(Beginning of Input data)

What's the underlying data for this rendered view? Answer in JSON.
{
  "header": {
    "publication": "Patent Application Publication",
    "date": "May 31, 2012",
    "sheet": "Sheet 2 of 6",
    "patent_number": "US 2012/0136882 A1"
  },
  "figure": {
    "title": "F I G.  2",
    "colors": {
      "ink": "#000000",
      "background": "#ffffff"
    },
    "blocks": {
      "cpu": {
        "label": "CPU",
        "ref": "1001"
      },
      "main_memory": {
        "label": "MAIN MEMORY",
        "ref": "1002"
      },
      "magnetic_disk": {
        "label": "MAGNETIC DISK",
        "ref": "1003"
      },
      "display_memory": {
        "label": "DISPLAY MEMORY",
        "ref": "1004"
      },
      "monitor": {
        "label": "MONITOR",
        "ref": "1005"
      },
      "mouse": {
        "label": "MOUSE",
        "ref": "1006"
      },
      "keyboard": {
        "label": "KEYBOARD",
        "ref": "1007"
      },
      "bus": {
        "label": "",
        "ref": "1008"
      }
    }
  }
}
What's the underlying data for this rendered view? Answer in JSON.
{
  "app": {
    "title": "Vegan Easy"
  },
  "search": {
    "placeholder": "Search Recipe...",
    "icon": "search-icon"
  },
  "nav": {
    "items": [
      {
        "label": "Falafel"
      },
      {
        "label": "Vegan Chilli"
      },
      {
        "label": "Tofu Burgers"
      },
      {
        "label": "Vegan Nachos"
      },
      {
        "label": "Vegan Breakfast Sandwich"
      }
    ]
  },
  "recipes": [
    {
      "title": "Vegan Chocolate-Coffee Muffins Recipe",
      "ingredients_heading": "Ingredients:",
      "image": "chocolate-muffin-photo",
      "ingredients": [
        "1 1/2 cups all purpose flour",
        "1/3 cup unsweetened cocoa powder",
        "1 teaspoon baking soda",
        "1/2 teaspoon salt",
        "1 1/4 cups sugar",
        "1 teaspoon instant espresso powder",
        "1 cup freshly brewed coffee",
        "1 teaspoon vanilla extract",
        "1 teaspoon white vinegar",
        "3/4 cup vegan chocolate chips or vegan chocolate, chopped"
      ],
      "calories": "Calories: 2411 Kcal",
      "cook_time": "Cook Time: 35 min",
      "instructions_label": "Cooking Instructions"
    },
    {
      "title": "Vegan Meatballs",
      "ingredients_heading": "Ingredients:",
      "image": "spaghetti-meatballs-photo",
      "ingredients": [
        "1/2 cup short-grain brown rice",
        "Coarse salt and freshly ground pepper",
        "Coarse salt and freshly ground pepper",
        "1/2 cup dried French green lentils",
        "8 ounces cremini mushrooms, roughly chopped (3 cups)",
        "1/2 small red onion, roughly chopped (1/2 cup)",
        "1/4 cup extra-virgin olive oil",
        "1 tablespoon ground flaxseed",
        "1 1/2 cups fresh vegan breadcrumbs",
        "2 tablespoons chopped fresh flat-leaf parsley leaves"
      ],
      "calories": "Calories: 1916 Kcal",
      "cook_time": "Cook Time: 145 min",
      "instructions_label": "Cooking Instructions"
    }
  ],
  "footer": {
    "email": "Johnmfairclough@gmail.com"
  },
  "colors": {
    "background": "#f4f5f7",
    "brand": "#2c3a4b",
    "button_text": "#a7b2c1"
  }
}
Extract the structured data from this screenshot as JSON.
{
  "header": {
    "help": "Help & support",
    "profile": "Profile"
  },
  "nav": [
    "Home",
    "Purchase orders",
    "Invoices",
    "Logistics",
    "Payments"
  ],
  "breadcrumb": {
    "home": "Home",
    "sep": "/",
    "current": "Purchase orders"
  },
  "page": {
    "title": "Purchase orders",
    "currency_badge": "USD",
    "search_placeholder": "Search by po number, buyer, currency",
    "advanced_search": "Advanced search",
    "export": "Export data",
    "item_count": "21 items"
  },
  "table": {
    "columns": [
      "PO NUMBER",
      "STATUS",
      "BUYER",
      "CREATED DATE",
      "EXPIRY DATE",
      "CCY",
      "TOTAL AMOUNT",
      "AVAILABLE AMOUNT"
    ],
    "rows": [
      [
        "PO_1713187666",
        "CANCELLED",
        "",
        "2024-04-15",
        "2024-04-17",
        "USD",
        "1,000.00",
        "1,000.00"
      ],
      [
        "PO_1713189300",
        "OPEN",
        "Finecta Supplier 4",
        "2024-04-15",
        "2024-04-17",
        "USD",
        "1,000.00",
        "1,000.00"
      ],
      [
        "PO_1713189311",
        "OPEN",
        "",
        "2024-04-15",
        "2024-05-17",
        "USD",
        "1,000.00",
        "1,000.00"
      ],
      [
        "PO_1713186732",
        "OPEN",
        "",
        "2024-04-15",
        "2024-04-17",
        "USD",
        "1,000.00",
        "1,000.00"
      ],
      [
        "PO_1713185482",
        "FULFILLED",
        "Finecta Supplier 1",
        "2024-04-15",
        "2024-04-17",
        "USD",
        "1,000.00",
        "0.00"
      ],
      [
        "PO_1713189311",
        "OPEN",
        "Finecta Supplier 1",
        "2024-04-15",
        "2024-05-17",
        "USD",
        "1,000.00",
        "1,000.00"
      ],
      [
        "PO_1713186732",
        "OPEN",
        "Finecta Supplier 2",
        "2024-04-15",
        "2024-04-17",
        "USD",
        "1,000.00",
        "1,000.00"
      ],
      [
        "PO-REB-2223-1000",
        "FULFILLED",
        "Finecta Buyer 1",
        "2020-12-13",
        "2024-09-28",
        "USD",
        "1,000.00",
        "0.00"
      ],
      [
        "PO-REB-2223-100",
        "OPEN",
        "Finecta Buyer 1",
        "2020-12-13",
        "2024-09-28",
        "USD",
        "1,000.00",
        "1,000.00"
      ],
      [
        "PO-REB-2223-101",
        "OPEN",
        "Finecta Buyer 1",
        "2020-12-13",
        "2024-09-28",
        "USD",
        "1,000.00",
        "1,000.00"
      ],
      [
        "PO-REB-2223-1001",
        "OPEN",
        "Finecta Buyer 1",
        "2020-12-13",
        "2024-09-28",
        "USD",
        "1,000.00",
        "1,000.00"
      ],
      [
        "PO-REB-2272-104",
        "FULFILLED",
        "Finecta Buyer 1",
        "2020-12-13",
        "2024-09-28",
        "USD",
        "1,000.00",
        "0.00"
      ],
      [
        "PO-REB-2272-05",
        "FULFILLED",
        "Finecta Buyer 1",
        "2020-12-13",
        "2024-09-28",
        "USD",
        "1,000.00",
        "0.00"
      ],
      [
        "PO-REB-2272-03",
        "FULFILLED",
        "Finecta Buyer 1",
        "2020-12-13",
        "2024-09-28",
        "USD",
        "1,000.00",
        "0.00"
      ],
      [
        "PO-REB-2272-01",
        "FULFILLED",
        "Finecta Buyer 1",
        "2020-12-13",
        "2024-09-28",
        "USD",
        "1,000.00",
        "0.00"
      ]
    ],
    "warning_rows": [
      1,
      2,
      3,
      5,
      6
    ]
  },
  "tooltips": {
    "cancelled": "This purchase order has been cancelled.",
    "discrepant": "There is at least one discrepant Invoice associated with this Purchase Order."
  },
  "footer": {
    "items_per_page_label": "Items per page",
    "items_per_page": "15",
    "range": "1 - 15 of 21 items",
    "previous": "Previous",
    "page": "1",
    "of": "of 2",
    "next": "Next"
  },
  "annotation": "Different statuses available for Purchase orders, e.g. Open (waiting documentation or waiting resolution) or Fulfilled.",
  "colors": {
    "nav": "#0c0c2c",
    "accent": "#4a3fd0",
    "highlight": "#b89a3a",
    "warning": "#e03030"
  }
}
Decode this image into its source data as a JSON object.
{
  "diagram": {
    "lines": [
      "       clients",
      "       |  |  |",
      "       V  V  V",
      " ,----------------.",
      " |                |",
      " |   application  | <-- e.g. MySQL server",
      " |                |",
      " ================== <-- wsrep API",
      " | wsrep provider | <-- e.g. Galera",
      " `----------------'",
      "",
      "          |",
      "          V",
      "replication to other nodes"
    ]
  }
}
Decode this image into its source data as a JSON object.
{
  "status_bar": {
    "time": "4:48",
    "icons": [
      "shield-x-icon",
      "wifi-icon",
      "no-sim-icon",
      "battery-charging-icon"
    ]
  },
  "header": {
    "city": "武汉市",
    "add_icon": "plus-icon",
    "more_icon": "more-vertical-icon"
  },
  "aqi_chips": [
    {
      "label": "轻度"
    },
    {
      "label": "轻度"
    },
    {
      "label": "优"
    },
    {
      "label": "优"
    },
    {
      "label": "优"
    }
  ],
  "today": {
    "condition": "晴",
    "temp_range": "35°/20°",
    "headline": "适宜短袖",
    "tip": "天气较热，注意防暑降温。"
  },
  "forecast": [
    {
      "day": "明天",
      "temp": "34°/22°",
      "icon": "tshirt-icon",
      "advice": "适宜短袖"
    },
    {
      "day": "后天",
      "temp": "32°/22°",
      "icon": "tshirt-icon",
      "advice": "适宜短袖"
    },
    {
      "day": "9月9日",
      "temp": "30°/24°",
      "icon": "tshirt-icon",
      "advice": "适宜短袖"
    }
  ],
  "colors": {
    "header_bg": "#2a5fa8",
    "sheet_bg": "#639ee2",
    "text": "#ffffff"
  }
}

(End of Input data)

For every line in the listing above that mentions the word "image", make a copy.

→ Reply to the exercise:
      "image": "chocolate-muffin-photo",
      "image": "spaghetti-meatballs-photo",
Decode this image into its source data as a JSON object.
Decode this image into its source data as a JSON object.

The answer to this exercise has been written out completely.